While the previous posts were pretty general .net stuff, this one is much closer to the BizTalk realm.
When publishing a web service from BizTalk, the definition of the arguments and return type is derived from the schema (this is true also when publishing an orchestration as a web service, as the orchestration port has a schema associated with it).
This highlights a scenario not usually found when creating “standard” web services – optional arguments.
We’ve recently found out (the hard way) that when you are adding a web reference to a web service that has optional elements of types that are not nillable (such as dates, booleans or integers) in the schema defined in the WSDL some special behaviour is triggered in the code generator.
Here’s an example - say you have a scheme with a root node called MyMessage and and two elements – MyRequiredElement and MyOptionalElement.
Now consider that MyOptionalElement is both optional (as you must have guessed) and integer (which cannot be null)
When you expose such a schema as a web service and add a web reference to it from a client, the proxy class generated will have three properties – MyRequiredElement, MyOptionalElement and MyOptionalElementSpecified.
So – if you have a property that looks like this –
public int MyProperty
this.myPropertyField = value;
This one would be generated as well –
public bool MyPropertySpecified
this.myPropertyFieldSpecified = value;
The reason for the third property is to allow .net to distinct between a case where no value specified for MyOptionalElement and when a value was provided which is the default value for this type (for instance – 0 when dealing with integers)
To understand the problem consider a scenario where you're submitting a message that does nto contain an instance of an optional node, and that node is of type int.
When the .net deserialiser takes in that message and tries to deserialise it, it has to give a value to that int property , so it will use the default value for the type – 0 (again - this is because int cannot be null)
Now the server taking in the message has no way of knowing that a value was not really specified by the client, but that a default value was specified by the deserialisation logic.
That’s where the ___Specified property comes into play.
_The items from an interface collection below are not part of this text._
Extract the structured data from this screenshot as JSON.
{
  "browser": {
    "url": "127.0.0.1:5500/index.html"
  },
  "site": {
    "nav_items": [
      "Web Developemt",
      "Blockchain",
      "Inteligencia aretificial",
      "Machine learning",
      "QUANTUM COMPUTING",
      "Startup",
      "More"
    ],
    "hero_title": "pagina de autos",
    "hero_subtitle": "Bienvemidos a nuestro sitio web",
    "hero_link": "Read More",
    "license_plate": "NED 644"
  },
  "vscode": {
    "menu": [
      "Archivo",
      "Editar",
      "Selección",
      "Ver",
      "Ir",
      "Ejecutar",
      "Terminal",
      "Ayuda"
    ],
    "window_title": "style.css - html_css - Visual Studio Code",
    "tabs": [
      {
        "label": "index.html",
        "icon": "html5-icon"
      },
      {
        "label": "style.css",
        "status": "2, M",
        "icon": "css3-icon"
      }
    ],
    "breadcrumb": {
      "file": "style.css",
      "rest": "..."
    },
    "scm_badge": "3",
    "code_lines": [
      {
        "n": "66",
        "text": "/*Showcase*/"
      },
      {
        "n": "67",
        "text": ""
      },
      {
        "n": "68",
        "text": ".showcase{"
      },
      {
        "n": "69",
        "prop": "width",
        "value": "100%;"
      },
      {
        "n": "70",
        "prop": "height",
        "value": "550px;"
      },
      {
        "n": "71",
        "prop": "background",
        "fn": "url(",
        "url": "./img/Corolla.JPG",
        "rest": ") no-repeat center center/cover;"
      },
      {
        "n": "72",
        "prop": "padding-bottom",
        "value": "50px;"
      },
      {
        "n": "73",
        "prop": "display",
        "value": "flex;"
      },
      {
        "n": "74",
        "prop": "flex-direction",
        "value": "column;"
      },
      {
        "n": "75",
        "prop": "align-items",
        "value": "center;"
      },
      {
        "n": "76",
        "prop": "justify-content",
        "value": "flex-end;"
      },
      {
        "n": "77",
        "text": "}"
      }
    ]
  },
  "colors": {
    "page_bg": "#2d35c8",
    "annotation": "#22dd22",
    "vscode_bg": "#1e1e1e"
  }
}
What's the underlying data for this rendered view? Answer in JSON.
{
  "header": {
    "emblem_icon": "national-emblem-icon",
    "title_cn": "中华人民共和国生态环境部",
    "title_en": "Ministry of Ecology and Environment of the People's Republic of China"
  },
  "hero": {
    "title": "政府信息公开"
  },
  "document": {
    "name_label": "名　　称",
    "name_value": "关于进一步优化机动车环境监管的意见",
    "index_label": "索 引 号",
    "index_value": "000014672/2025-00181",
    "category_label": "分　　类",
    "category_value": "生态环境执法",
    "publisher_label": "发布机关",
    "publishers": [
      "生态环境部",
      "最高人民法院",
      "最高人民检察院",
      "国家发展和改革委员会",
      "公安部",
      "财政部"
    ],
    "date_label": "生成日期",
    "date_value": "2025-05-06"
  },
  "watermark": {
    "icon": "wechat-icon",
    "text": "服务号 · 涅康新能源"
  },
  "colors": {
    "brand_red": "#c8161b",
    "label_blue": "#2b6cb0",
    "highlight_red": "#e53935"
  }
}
It will indicate whether the value was specified in the message or used as a default value.
This is quite all right once you know it’s there, but if you don’t it’s a cause for a major headache.
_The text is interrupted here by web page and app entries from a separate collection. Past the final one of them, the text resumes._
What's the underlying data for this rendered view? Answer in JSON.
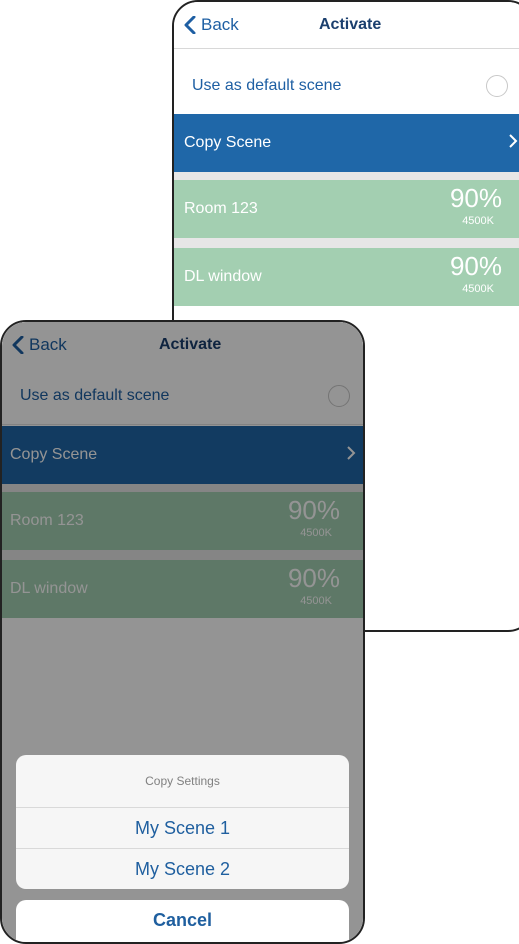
{
  "nav": {
    "back_label": "Back",
    "title": "Activate"
  },
  "scene": {
    "default_label": "Use as default scene",
    "copy_label": "Copy Scene",
    "rooms": [
      {
        "name": "Room 123",
        "level": "90%",
        "kelvin": "4500K"
      },
      {
        "name": "DL window",
        "level": "90%",
        "kelvin": "4500K"
      }
    ]
  },
  "action_sheet": {
    "title": "Copy Settings",
    "options": [
      "My Scene 1",
      "My Scene 2"
    ],
    "cancel_label": "Cancel"
  },
  "colors": {
    "accent_blue": "#1f67a8",
    "room_green": "#a3cfb1",
    "title_navy": "#1b3f6e"
  },
  "icons": {
    "back": "chevron-left-icon",
    "disclosure": "chevron-right-icon",
    "radio": "radio-empty-icon"
  }
}
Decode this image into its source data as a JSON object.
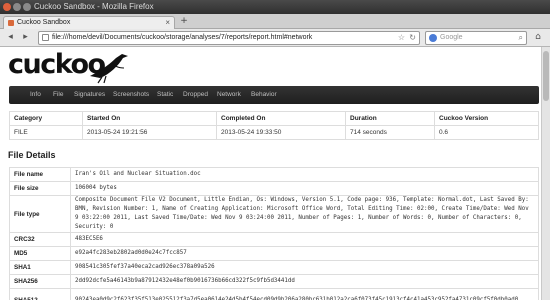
{
  "window": {
    "title": "Cuckoo Sandbox - Mozilla Firefox"
  },
  "browser": {
    "tab_label": "Cuckoo Sandbox",
    "tab_close": "×",
    "new_tab": "+",
    "url": "file:///home/devil/Documents/cuckoo/storage/analyses/7/reports/report.html#network",
    "search_placeholder": "Google",
    "back_icon": "◂",
    "forward_icon": "▸",
    "star_icon": "☆",
    "reload_icon": "↻",
    "search_icon": "⌕",
    "home_icon": "⌂"
  },
  "page": {
    "logo": "cuckoo",
    "menu": [
      "Info",
      "File",
      "Signatures",
      "Screenshots",
      "Static",
      "Dropped",
      "Network",
      "Behavior"
    ],
    "summary": {
      "headers": [
        "Category",
        "Started On",
        "Completed On",
        "Duration",
        "Cuckoo Version"
      ],
      "row": [
        "FILE",
        "2013-05-24 19:21:56",
        "2013-05-24 19:33:50",
        "714 seconds",
        "0.6"
      ]
    },
    "file_details_title": "File Details",
    "file_details": [
      {
        "key": "File name",
        "value": "Iran's Oil and Nuclear Situation.doc"
      },
      {
        "key": "File size",
        "value": "106004 bytes"
      },
      {
        "key": "File type",
        "value": "Composite Document File V2 Document, Little Endian, Os: Windows, Version 5.1, Code page: 936, Template: Normal.dot, Last Saved By: BMN, Revision Number: 1, Name of Creating Application: Microsoft Office Word, Total Editing Time: 02:00, Create Time/Date: Wed Nov 9 03:22:00 2011, Last Saved Time/Date: Wed Nov 9 03:24:00 2011, Number of Pages: 1, Number of Words: 0, Number of Characters: 0, Security: 0"
      },
      {
        "key": "CRC32",
        "value": "483EC5E6"
      },
      {
        "key": "MD5",
        "value": "e92a4fc283eb2802ad0d0e24c7fcc857"
      },
      {
        "key": "SHA1",
        "value": "908541c305fef37a40eca2cad926ec378a09a526"
      },
      {
        "key": "SHA256",
        "value": "2dd92dcfe5a46143b9a87912432e48ef0b9016736b66cd322f5c9fb5d3441dd"
      },
      {
        "key": "SHA512",
        "value": "90243ea0d9c2f623f35f513e025512f3a7d5ea0614e24d5b4f54ecd09d9b206a280bc631b012a2ca6f073f45c1913cf4c41a453c952fa4731c09cf5f0db0ad0"
      }
    ]
  }
}
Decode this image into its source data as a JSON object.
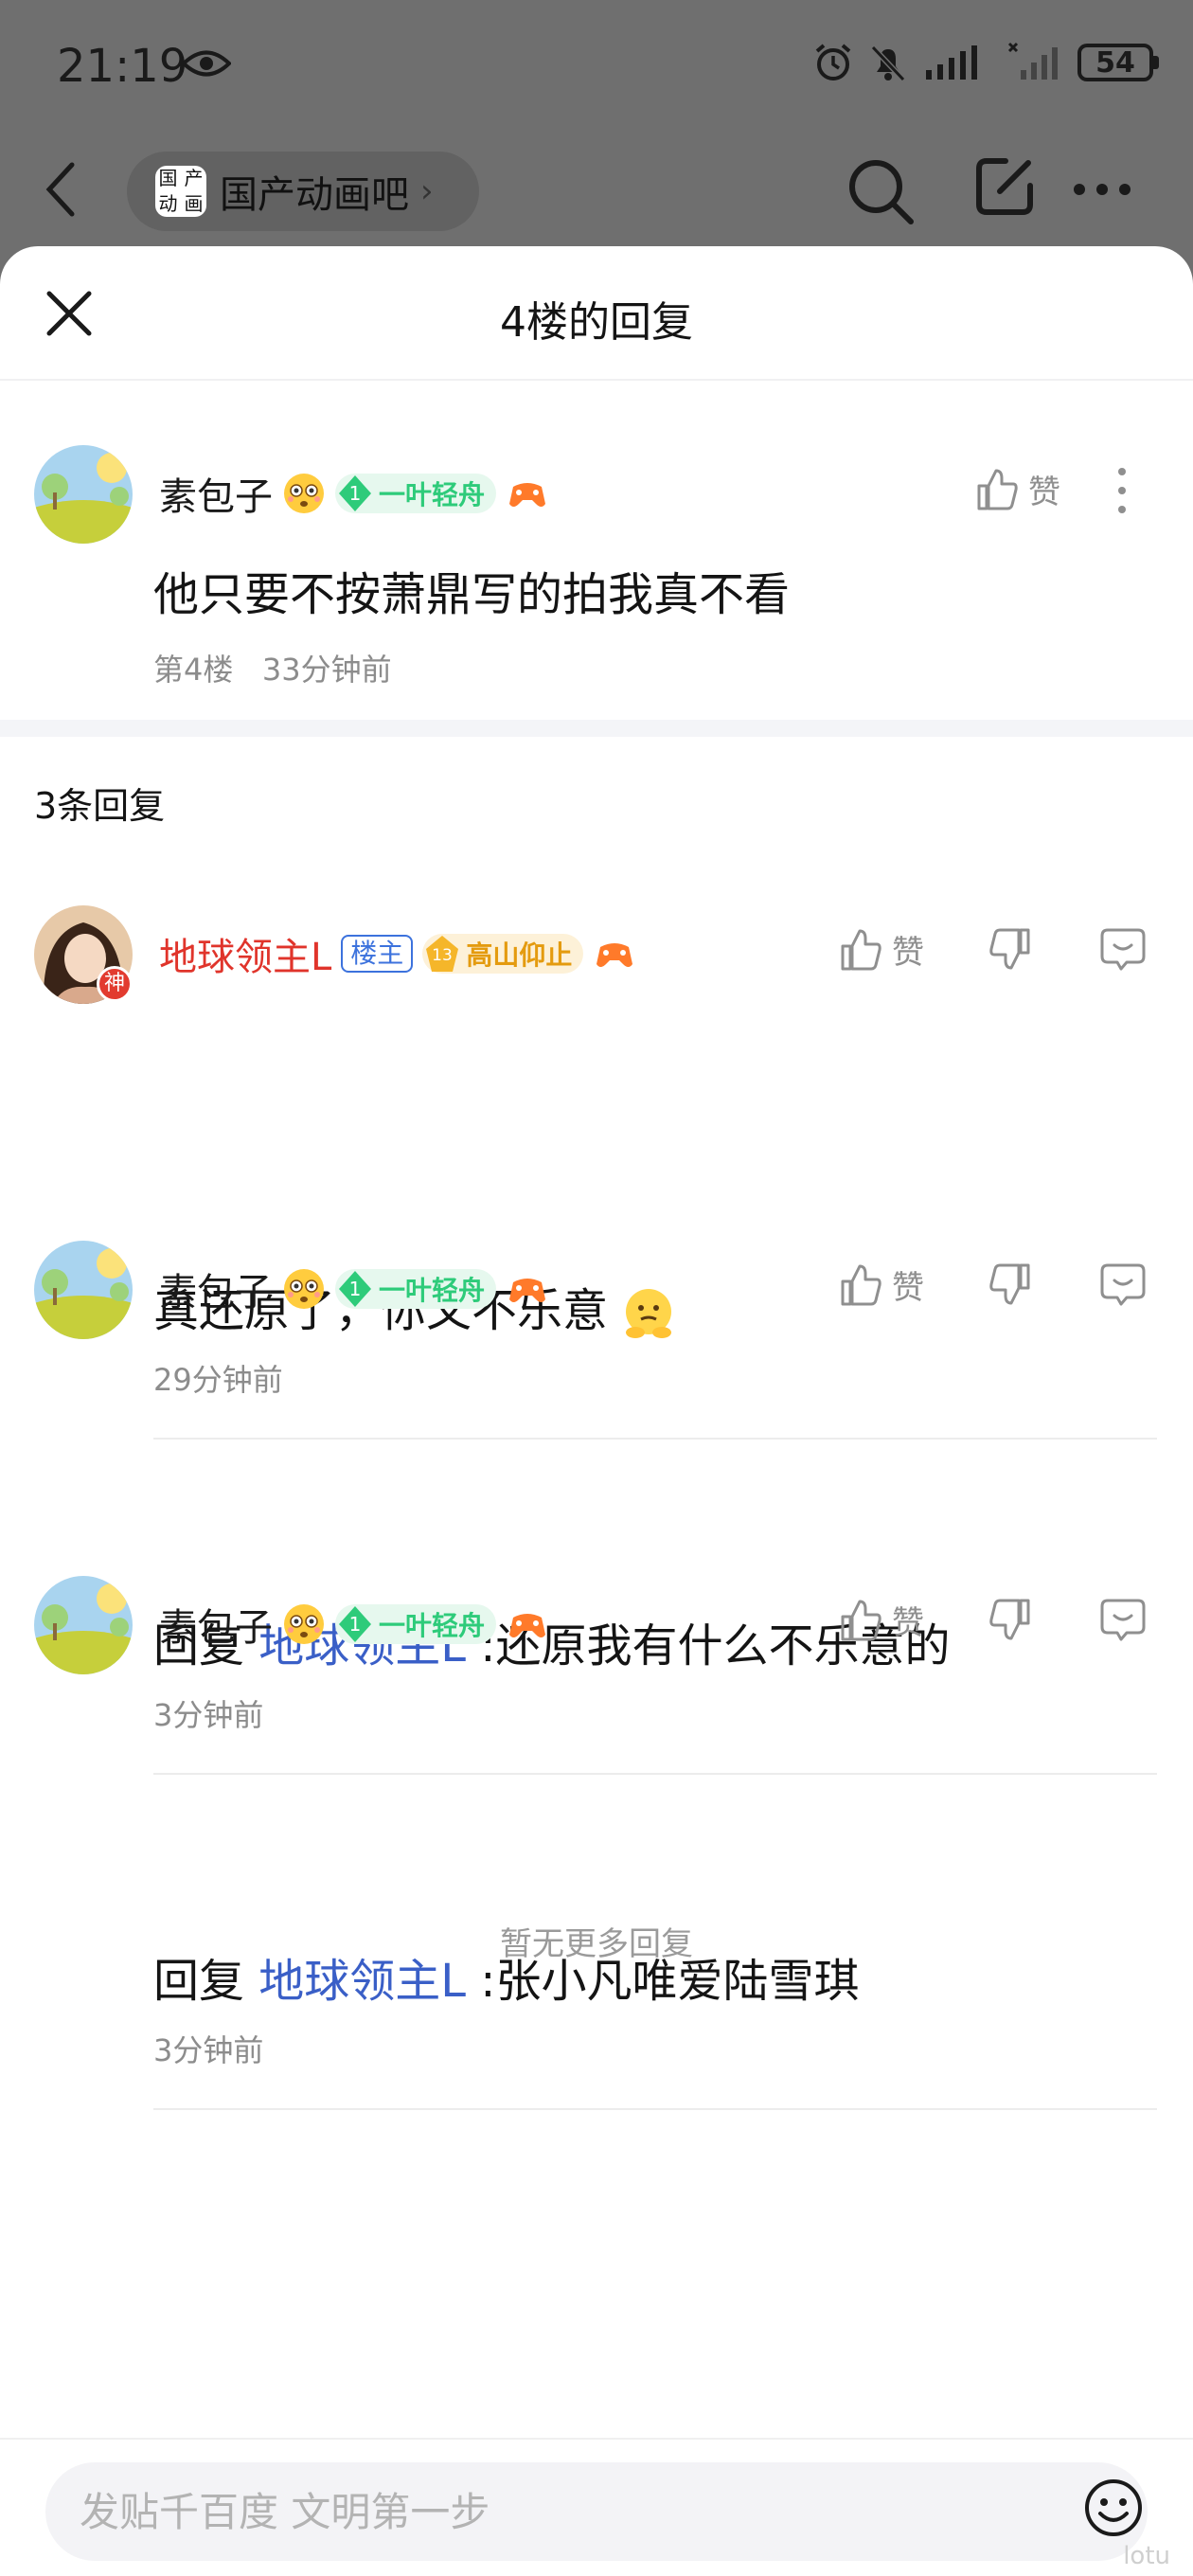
{
  "status_bar": {
    "time": "21:19",
    "battery": "54"
  },
  "background": {
    "forum_name": "国产动画吧",
    "forum_logo_chars": [
      "国",
      "产",
      "动",
      "画"
    ]
  },
  "sheet": {
    "title": "4楼的回复"
  },
  "main_post": {
    "username": "素包子",
    "level_num": "1",
    "level_title": "一叶轻舟",
    "content": "他只要不按萧鼎写的拍我真不看",
    "floor": "第4楼",
    "time": "33分钟前",
    "like_label": "赞"
  },
  "reply_count": "3条回复",
  "replies": [
    {
      "username": "地球领主L",
      "owner_tag": "楼主",
      "avatar_badge": "神",
      "level_num": "13",
      "level_title": "高山仰止",
      "content": "真还原了，你又不乐意",
      "time": "29分钟前",
      "like_label": "赞"
    },
    {
      "username": "素包子",
      "level_num": "1",
      "level_title": "一叶轻舟",
      "reply_prefix": "回复",
      "mention": "地球领主L",
      "content": ":还原我有什么不乐意的",
      "time": "3分钟前",
      "like_label": "赞"
    },
    {
      "username": "素包子",
      "level_num": "1",
      "level_title": "一叶轻舟",
      "reply_prefix": "回复",
      "mention": "地球领主L",
      "content": ":张小凡唯爱陆雪琪",
      "time": "3分钟前",
      "like_label": "赞"
    }
  ],
  "no_more": "暂无更多回复",
  "input": {
    "placeholder": "发贴千百度 文明第一步"
  },
  "watermark": "lotu"
}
We've actually encountered this from the other direction as we’re not dealing with the server side, but with the client side (BizTalk being the server side). Not being aware of the __specified logic we’ve created a windows client for our published orchestration and used it to call the web service.
We populated the request object’s properties with values and we're very confused when the message arriving to BizTalk was empty.
Apparently the .net serialisation logic has some black magic in it.
When the serialiser creates the message from the object, it checks, for each property its serialising, for the existence of an equivalent __Specified property.
If such property exists it uses it value (true/false) to decide whether to serialise this property or not. If a __Specified property does not exist it does not serialise the property.
Since we did not set the __Specified proerpties to true none of our values we’re actually serialised into the message and therefor it arrived to BizTalk empty.
Again – once we found out the cause the solution was quite simple – generally all we needed to do is make sure to set the __Specified properties for each property we used to "true".
Although this makes the code quite “dirty” so we’ve decided to alter the generated proxy code so that the Setter of each “real” property sets the equivalent __Specified property.
I really don’t know why this is not how the code is generated code by default.
So – this can be a major gotcha and another reason we ended up tweaking the generated web service proxies.
Thanks to Ben Gimblett, John Plummer and Xen Lategan for all their help on this one